Is your cloud always on? With an Always On cloud you won't have to worry about downtime for maintenance or software application code updates, ensuring that your bottom line isn't affected.

LVL 28

Accepted Solution

dpearson earned 2000 total points
ID: 37051820
BTW if you're not sure how to walk the entire tree - the simplest is a recursive algorithm, something like:

public boolean visitNode(Node n, Object value) {
    if (n.value.equals(value))
       return true ;
    if (n.left == null && n.right == null)
       return false ;
    boolean found = n.left != null ? visitNode(n.left) : false ;
    found = found || (n.right != null ? visitNode(n.right) : false) ;
    return found ;

Author Comment

ID: 37054239
So I didn't want to copy the code you gave, and wanted to come up with something on my own. I briefly looked at your code, and simply took one thing away -- "Recursion". I closed the webpage, and built my own version without further glansing at your code. My version came out a lot more complex, but at least it's my own work. :)

Can you please glance over it and tell me if it makes sense or if I have errors anywhere. Thanks.

public boolean containsValue(Object value)
   Node<K,V> n = root;
      return false;
   else return containsValueHelper(n,value);
public boolean containsValueHelper(Node<K,V> x, Object value)
   boolean containsVal = false;
   if(x.value == value)
      return true;
   if(x.left != null)
      containsVal = containsValueHelper(x.left,value);
   if((x.right != null)&&(containsVal==false))
         containsVal = containsValueHelper(x.right,value);
   return containsVal;
LVL 28

Expert Comment

ID: 37054748
Yes that looks basically correct to me and good for you for writing it yourself.  And your version is actually very close to mine.

The only error I can see is that this line:

if(x.value == value)
      return true;

should really be:

if (x.value.equals(value))
   return true ;

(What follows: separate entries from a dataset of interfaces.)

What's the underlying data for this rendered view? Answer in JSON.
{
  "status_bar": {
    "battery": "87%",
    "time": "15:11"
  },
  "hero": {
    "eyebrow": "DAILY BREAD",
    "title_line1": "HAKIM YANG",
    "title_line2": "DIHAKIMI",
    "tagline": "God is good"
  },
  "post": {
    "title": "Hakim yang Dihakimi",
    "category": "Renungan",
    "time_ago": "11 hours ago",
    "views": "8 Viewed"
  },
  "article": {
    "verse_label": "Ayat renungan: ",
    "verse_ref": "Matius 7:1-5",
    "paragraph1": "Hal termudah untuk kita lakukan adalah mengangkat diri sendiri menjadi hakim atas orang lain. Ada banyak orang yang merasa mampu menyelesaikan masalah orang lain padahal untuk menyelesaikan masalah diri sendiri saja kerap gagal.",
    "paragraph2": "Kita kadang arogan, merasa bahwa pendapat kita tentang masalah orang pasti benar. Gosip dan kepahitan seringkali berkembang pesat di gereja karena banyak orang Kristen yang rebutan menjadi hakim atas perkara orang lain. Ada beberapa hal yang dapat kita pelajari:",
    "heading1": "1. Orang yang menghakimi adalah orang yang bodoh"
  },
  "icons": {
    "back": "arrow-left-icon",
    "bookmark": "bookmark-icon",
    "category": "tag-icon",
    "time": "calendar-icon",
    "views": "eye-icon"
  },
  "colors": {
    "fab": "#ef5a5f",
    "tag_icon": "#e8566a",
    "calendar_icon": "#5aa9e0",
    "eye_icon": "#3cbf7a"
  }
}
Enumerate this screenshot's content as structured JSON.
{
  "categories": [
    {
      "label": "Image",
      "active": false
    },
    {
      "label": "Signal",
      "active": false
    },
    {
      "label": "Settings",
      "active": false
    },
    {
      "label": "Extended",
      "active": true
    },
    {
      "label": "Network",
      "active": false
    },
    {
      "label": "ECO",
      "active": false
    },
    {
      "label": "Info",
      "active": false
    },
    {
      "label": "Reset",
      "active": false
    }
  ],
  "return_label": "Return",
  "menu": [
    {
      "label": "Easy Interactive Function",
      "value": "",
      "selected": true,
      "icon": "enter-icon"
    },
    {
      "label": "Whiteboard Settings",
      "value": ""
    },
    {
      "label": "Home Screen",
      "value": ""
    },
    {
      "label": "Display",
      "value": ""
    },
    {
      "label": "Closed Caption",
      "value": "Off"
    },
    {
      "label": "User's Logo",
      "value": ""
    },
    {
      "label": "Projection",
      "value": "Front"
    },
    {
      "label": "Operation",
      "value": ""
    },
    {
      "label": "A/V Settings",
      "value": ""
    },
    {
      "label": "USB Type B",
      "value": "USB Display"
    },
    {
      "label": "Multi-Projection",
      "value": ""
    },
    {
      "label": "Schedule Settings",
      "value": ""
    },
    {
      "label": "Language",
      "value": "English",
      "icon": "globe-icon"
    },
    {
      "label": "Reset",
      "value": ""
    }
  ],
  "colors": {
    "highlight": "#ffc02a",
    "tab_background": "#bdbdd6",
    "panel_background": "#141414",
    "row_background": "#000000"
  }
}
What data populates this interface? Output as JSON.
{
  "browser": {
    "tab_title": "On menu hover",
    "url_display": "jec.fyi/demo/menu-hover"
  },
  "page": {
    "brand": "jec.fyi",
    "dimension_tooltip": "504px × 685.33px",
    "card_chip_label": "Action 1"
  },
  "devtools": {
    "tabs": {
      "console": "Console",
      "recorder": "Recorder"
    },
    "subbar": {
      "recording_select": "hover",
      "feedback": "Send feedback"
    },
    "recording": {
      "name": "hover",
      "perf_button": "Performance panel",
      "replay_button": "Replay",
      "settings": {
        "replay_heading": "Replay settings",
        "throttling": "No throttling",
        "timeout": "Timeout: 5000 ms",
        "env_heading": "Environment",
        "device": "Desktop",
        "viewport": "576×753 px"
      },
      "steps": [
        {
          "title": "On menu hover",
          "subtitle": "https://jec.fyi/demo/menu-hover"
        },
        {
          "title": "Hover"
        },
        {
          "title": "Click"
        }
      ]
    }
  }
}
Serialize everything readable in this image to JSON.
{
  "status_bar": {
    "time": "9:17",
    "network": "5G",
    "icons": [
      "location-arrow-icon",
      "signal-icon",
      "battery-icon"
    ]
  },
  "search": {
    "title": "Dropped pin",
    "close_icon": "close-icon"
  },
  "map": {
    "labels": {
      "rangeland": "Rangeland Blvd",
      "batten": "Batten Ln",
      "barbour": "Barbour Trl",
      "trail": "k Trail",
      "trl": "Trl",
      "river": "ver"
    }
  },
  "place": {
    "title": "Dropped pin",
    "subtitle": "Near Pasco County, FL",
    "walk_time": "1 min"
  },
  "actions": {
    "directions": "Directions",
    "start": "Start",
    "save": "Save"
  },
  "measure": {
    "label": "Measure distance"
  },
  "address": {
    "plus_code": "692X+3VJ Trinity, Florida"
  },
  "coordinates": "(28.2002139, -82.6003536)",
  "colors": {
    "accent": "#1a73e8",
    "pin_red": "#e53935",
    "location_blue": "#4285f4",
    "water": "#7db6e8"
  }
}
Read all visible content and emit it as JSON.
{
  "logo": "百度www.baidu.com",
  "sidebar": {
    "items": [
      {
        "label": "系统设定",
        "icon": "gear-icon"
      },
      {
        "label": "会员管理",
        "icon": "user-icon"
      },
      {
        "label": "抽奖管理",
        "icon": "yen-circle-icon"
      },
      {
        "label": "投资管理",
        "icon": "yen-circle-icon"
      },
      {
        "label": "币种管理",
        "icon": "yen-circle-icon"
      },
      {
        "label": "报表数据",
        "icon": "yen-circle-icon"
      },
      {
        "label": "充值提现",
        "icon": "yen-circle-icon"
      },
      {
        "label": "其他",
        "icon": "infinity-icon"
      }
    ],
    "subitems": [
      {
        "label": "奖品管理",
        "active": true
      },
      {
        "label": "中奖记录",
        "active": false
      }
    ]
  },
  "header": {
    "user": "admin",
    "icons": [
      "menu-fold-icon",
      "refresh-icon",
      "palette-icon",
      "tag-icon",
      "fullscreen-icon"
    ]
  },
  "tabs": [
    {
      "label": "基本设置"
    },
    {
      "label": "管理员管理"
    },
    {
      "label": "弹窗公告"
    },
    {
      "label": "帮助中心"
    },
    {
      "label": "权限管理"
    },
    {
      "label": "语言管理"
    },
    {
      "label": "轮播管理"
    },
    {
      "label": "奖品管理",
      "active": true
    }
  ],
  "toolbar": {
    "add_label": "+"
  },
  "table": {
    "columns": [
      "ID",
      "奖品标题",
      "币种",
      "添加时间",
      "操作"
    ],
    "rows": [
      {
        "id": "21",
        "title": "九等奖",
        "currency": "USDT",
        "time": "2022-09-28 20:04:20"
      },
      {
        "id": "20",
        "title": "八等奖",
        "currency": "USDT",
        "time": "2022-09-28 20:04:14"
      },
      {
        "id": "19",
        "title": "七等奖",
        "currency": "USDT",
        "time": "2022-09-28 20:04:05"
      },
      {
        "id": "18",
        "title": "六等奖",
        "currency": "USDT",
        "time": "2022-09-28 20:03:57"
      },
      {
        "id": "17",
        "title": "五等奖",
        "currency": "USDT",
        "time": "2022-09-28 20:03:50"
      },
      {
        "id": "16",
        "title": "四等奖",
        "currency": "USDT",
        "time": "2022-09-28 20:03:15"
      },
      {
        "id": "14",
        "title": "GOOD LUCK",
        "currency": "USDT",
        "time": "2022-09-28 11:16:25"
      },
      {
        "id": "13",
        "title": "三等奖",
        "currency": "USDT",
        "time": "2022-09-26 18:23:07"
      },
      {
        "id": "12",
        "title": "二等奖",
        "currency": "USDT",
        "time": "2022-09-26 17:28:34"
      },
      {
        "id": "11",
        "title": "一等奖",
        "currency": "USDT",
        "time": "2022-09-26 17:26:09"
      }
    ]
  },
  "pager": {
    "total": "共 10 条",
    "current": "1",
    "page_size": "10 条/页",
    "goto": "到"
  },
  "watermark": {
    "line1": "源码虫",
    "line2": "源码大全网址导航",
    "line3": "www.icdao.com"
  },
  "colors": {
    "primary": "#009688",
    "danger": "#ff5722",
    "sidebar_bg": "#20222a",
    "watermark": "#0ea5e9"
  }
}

A == B is only true if they're the exact same object.

Integer A = new Integer(10);
Integer B = new Integer(10) ;
(A == B) will be false but (A.equals(B)) will be true.


Featured Post

Technology Partners: We Want Your Opinion!

We value your feedback.

Take our survey and automatically be enter to win anyone of the following:
Yeti Cooler, Amazon eGift Card, and Movie eGift Card!

Question has a verified solution.

If you are experiencing a similar issue, please ask a related question

This was posted to the Netbeans forum a Feb, 2010 and I also sent it to Verisign. Who didn't help much in my struggles to get my application signed. ------------------------- Start The idea here is to target your cell phones with the correct…
Go is an acronym of golang, is a programming language developed Google in 2007. Go is a new language that is mostly in the C family, with significant input from Pascal/Modula/Oberon family. Hence Go arisen as low-level language with fast compilation…
Video by: Michael
Viewers learn about how to reduce the potential repetitiveness of coding in main by developing methods to perform specific tasks for their program. Additionally, objects are introduced for the purpose of learning how to call methods in Java. Define …
Viewers learn about the scanner class in this video and are introduced to receiving user input for their programs. Additionally, objects, conditional statements, and loops are used to help reinforce the concepts. Introduce Scanner class: Importing…
Suggested Courses
Course of the Month17 days, 6 hours left to enroll

864 members asked questions and received personalized solutions in the past 7 days.

Join the community of 500,000 technology professionals and ask your questions.

Join & Ask a Question